The document above contains links to numerous websites to support home learning, some of which the school subscribes to. The children have their own logins for these. Please contact the teacher via classdojo or email firstname.lastname@example.org if you need the login.
There are also ideas for learning without screens in this document. We will add to this and update it as needed.
Thes document below also contains numerous websites to support home learning
Helping your child to learn their key number facts (addition and subtraction facts within 10 and times tables for Key Stage 2) will help them to be ready for September. There are also some helpful free booklets below to download that can be used to revise the key areas of maths covered in your child’s current year. See the maths page of our website for more information.
Times Tables Rockstars – Y2 to Y6 – children have their own personal login for this
Teach your Monster to Read – phonics and reading resources for FS & KS1. Children have their own logins which will be sent home
Oxford Owl – hundreds of free e-books as well as spelling and maths activities
National Geographic Kids – good for research
Kids Know It – good for researching information
CREATIVITY MATTERS: There is increasing understanding that creativity should lie at the heart of the offer we make every child and young person. They don’t simply need to revise their literacy and maths, and get active, they need to read, sing, tell and write stories and poems, draw, paint and dance! Click below for lots of ideas from the York Cultural Education Partnership Creative Activities from York Cultural Education Partnership

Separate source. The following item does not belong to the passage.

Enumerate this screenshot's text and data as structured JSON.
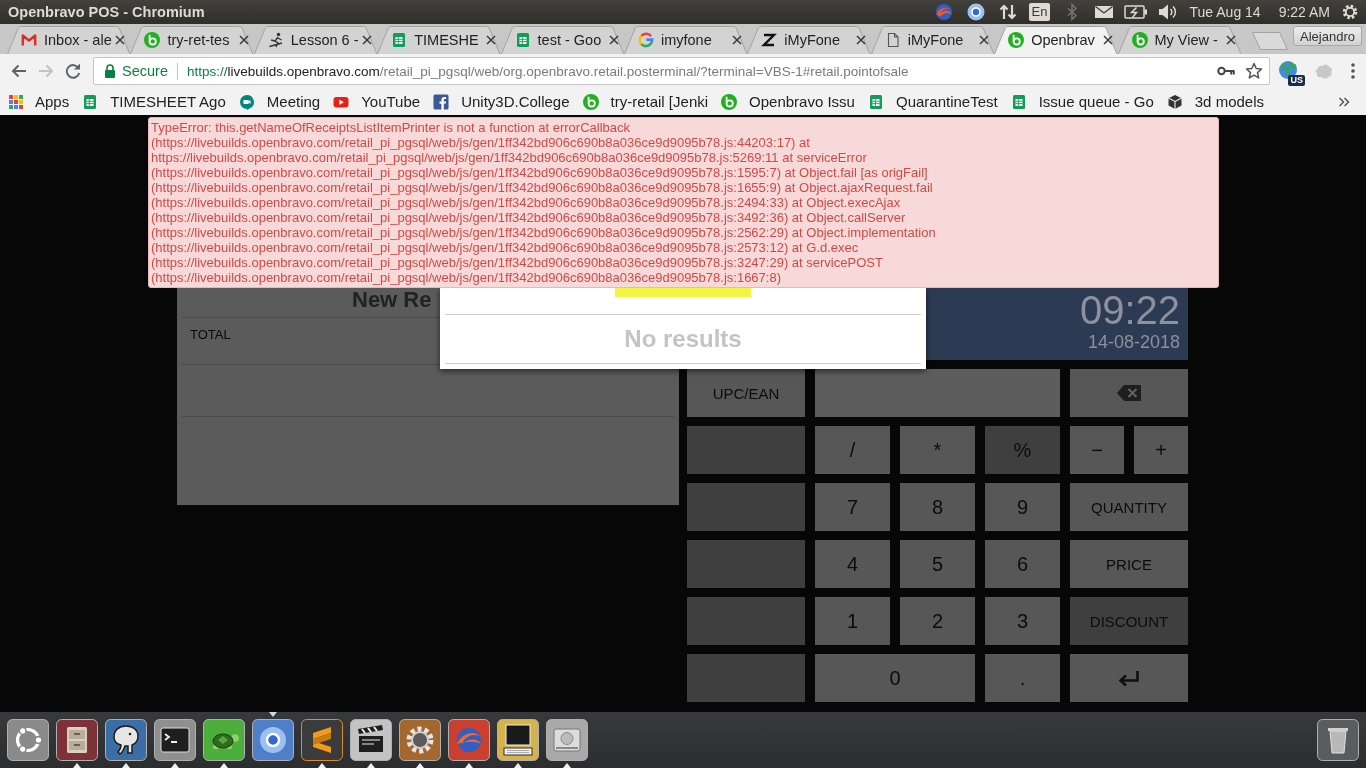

We expect all children to read at home for at least 10-15 minutes most days. When they first start to read, children will need to read aloud to an adult. As children become more fluent and independent, they should mainly read to themselves, but read aloud to an adult occasionally.
It is helpful if parents ask their children questions about the book, whatever their stage of reading. Many of the early books have ideas for follow up activities on the inside cover. You could also ask your child to tell you what has happened so far in the book, about the characters, about their favourite parts or interesting facts they have found out.
It is important for children to have quick recall of their basic addition, subtraction, multiplication and division facts as this will help them with all areas of maths. Counting in ones, twos, tens, fives etc is also important. These basic facts can be practised while doing other activities such as walking to school, in the bath, in the car, cooking, and shopping and through the websites above.
In reception, children will bring home a phoneme (sound) to practice. They should think about words that contain this phoneme.
In Key Stage 1 and 2, children will bring home a weekly list of words to learn. These will follow a certain spelling pattern or will be ‘tricky words’ that don’t follow the rules and just have to be learned.
In addition to the above, Key Stage 2 pupils are set a piece of written homework or some research weekly.